Ernest Jones essay "The Oedipus Complex as an Explanation of Hamlet"s Mystery" was first published in The American Journal of Psychology in January of 1910. It was published in German the following year as a monogram, and then revised and expanded in 1923 when it appeared under the title "A Psycho-Analytic Study of Hamlet" as the first chapter in Jones' book, Essays in Applied Psycho-Analysis. It was further revised and extended into Jones' Hamlet and Oedipus (1949), a book which was almost immediately taken to be the expression of the official Freudian position on Hamlet, largely due to Jones' closeness to Freud himself, both as a disciple and as his official biographer.
Jones begins by emphasizing the revolutionary energy that was infused into psychology by the thinking of Sigmund Freud and his disciples, but it soon becomes apparent that these changes were firmly built on the foundation of the Romantic revolution a century before the popularization of Freud's work. Like the Romantics, Jones takes as a starting point that the audience for a dramatic work should relate to the characters on stage as if they were real people, and not simply fictitious creations
|No dramatic criticism of the personae in a play is possible except under the pretense that they are living people, and surely one is well aware of this pretense. - Jones. p.18.|
More importantly, Sigmund Freud (and Ernest Jones) accepted the Romantic assumption as a starting point that the major interest in the character of Hamlet is the reason for his seeming delay. Finding this reason became the principle focus of Freudian criticism of Hamlet. It was as if Freud felt that a cause had to be isolated for this behavior (or lack of it) even if it was too late effect a cure. Freud referred to the matter as the "Problem of Hamlet"; as if it were the only major critical question that mattered. (More.)
|It should be pointed out, however, that the bulk of this material [psychoanalytic criticism] is devoted to what we call with impunity, The Problem -- namely, why does Hamlet hesitate to kill the King? -- and that in this regard it contributes to a current of criticism that psychoanalysis did not originate but which psychoanalysis profoundly affected. Nor can we fail to underscore for a second time that it was in attempting to answer the problem of Hamlet's procrastination that the psychoanalytic school of Shakespearean criticism originated. - M.D. Farber, The Design Within: Psychoanalytic Approaches to Shakespeare, Science House, N.Y. 1970. p. 79.|

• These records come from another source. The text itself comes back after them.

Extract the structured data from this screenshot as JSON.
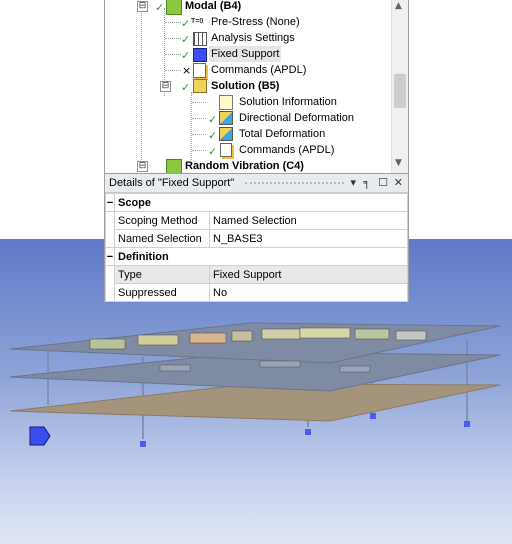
{
  "tree": {
    "items": [
      {
        "label": "Modal (B4)",
        "bold": true
      },
      {
        "label": "Pre-Stress (None)",
        "icon_text": "T=0"
      },
      {
        "label": "Analysis Settings"
      },
      {
        "label": "Fixed Support",
        "selected": true
      },
      {
        "label": "Commands (APDL)"
      },
      {
        "label": "Solution (B5)",
        "bold": true
      },
      {
        "label": "Solution Information"
      },
      {
        "label": "Directional Deformation"
      },
      {
        "label": "Total Deformation"
      },
      {
        "label": "Commands (APDL)"
      },
      {
        "label": "Random Vibration (C4)",
        "bold": true
      }
    ],
    "expander_glyph": "⊟",
    "check_glyph": "✓",
    "x_glyph": "×"
  },
  "details": {
    "title": "Details of \"Fixed Support\"",
    "controls": {
      "dropdown": "▾",
      "pin": "╕",
      "maximize": "☐",
      "close": "✕"
    },
    "sections": [
      {
        "name": "Scope",
        "rows": [
          {
            "key": "Scoping Method",
            "value": "Named Selection"
          },
          {
            "key": "Named Selection",
            "value": "N_BASE3"
          }
        ]
      },
      {
        "name": "Definition",
        "rows": [
          {
            "key": "Type",
            "value": "Fixed Support"
          },
          {
            "key": "Suppressed",
            "value": "No"
          }
        ]
      }
    ],
    "collapse_glyph": "−"
  },
  "scrollbar": {
    "up": "▲",
    "down": "▼"
  },
  "colors": {
    "check": "#2a9a2a",
    "support": "#4a5cf0",
    "plate": "#a5947c",
    "viewport_top": "#5f79c8",
    "viewport_bottom": "#dfe6f6"
  }
}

Sigmund Freud, himself, had this intention in mind in his studies of Hamlet. He wanted to be remembered as the psychological detective who found the solution to "The Problem."
|The play is built up on Hamlet's hesitations over fulfilling the task of revenge that is assigned to him; but its text offers no reasons or motives for these hesitations and an immense variety of attempts at interpreting them have failed to produce a result. According to the view which was originated by Goethe and is still the prevailing one today, Hamlet represents the type of man whose power of direct action is paralyzed by and excessive development of his intellect. - Sigmund Freud, The Interpretation of Dreams, tr. James Strachey, Avon, N.Y. 1965. p.298.|
What Jones did was focus yet further on what he considered to be the essential mystery behind Shakespeare's work.
Dover Wilson gives as his opinion that the understanding of Shakespeare's "Hamlet" is the greatest of all literary problems...